During my sophomore year at Saint Louis University, my fellow culinary students and I attended an Advanced Meat Analysis class. Each day, we rolled up our jacket sleeves, grabbed hold of our boning knives, and peered apprehensively at the animals on our cutting boards. Our Chef taught us to break down chicken, duck, salmon, lobster, and beef shank; one memorable lesson culminated in the five of us taking to a half hog with hacksaws and machetes. We later came upon the head of the hog wrapped in a plastic garbage bag and tucked non-discretely in the fridge. Naturally, this resulted in gasps and quick-witted answers about our renewed appreciation for Lord of the Flies.

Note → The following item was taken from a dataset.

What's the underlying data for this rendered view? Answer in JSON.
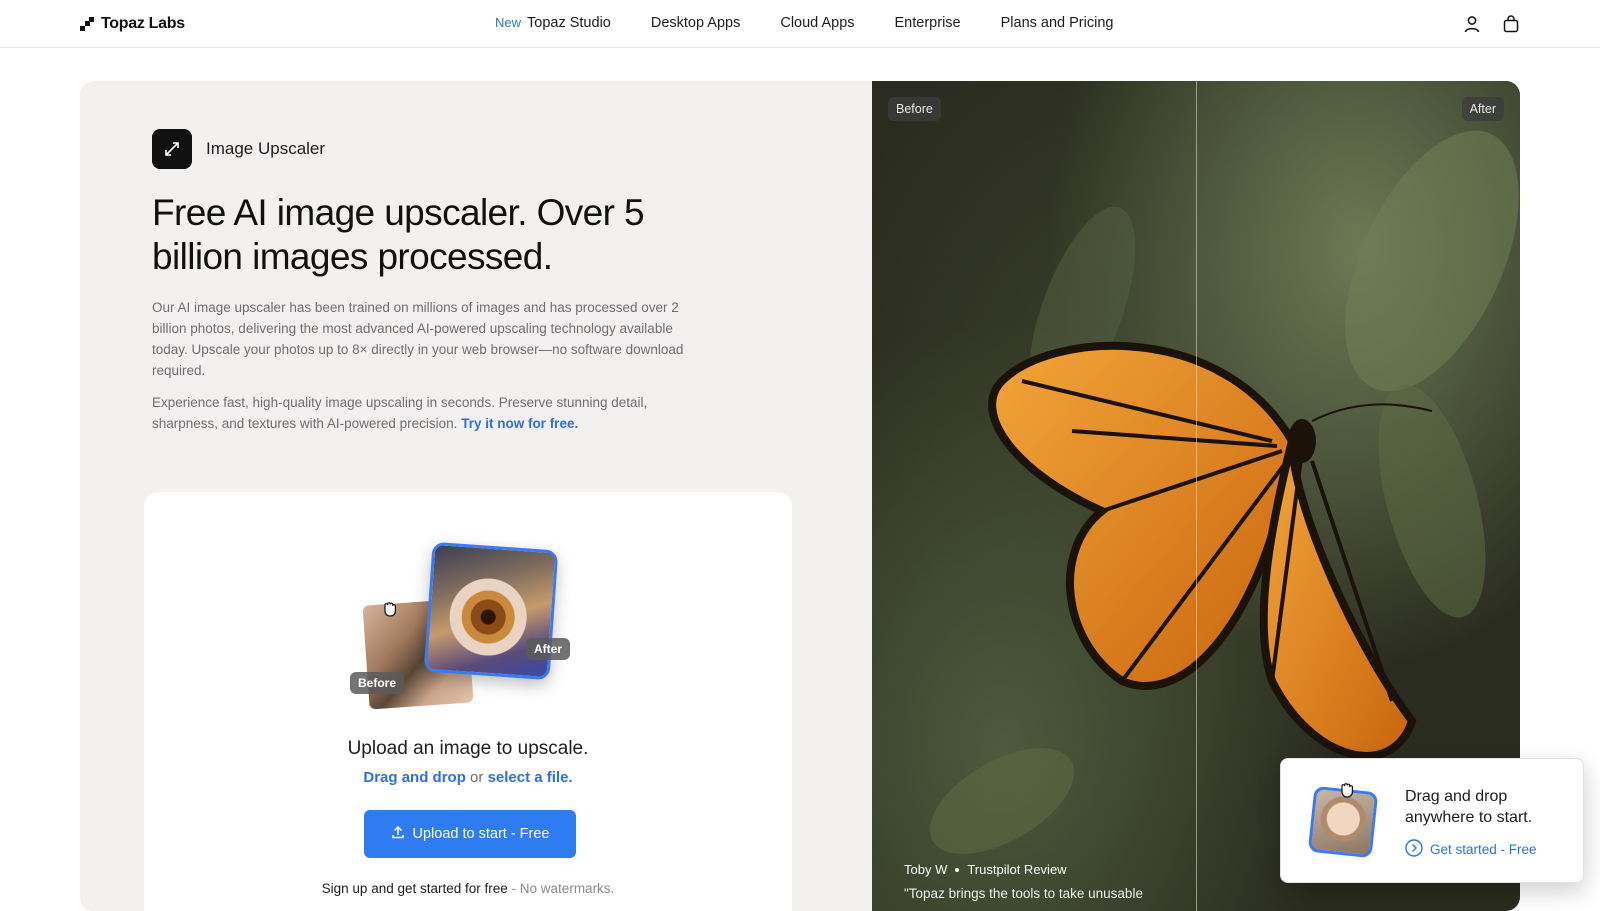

I digress. In class, we got to work mixing spice blends and preparing cheesecloth to make bacon and pancetta; our Chef was particularly fond of cured meats and promised it would be worthwhile. And, though I was admittedly skeptical, I dutifully managed pig intestines as we prepared our sausages.
One morning, our Chef casually mentioned we would use the products to make cassoulet. “All this work for one dish?” I scoffed to myself. The pot simmered on the stove for the day as our Chef added white beans, sliced a baguette, and told us to set the table.
We gathered with spoons in hand as our Chef solemnly ladled the stew into each bowl. Needless to say, I was spellbound within the first bite and spent the hour-long meal in silent reverence. Each succulent spoonful brought back memories of curing, cleaning, stuffing, and stewing. The cassoulet meal marked a turning point; never before had I tasted a dish so rich, so complex, and so humbling; never again would I scoff at a dish so demanding of thorough dedication.
We all remember food jags from our childhood- periods where we would eat one food meal after meal. Our concerned parents were calmed by the knowledge that food jags are normal for children and will pass with time. Alas, it seems I have reverted to this catch reserved most commonly for persons under the age of eight…I am hooked on kale. As I confess this mild obsession, it is with secret hope that I may turn others onto this particular vegetable.
First, the culinary student in me loves kale for its versatility. Lately I’ve been wilting it into pastas, braising it with some pancetta and a touch of apple cider, or massaging it with lemon juice and olive oil then tossing it with dried cranberries. Second, the nutrition student in me loves kale for its nutrient content. In less than 20 calories, ½ cup cooked kale provides 100% RDA vitamin A, nearly 50% RDA vitamin C, and a hefty 650% RDA vitamin K. Bring on the paper cuts. Finally, the college student in me loves kale for its price and heartiness. An entire bunch costs less than a dollar, and can last in my crisper for weeks without the slightest droop.
While in confession mode, I must also admit to bypassing kale and other assorted greens for most of my life, partly due to their unfamiliarity, but mostly due to my dread of awkwardly stuffing the entire leafy bunch into a tiny plastic sack in the middle of the produce aisle. It is now a feat I look forward to- stuffing two, sometimes three bunches into my bag. Given the inestimable virtues of this leafy green, it is one food jag I hope never tires.
Recipe for Kale Chips
- ½ head kale, stems removed
- 1 Tbsp olive oil
- ½ tsp salt
- ¼ tsp ground black pepper
Drizzle olive oil over the kale and season with salt and pepper. Using your hands, massage the oil into the kale until it is coated. Arrange the leaves on a baking sheet in a single layer—don’t crowd them—they are very fickle and need their space! Bake in a 400 degree F oven for about 10 minutes, keeping an eye on them to make sure they don’t burn. Some pieces may cook quicker than others, so be prepared to remove the cooked chips and return the pan to the oven. The chips are done with they are dry and brittle…like a very delicate chip!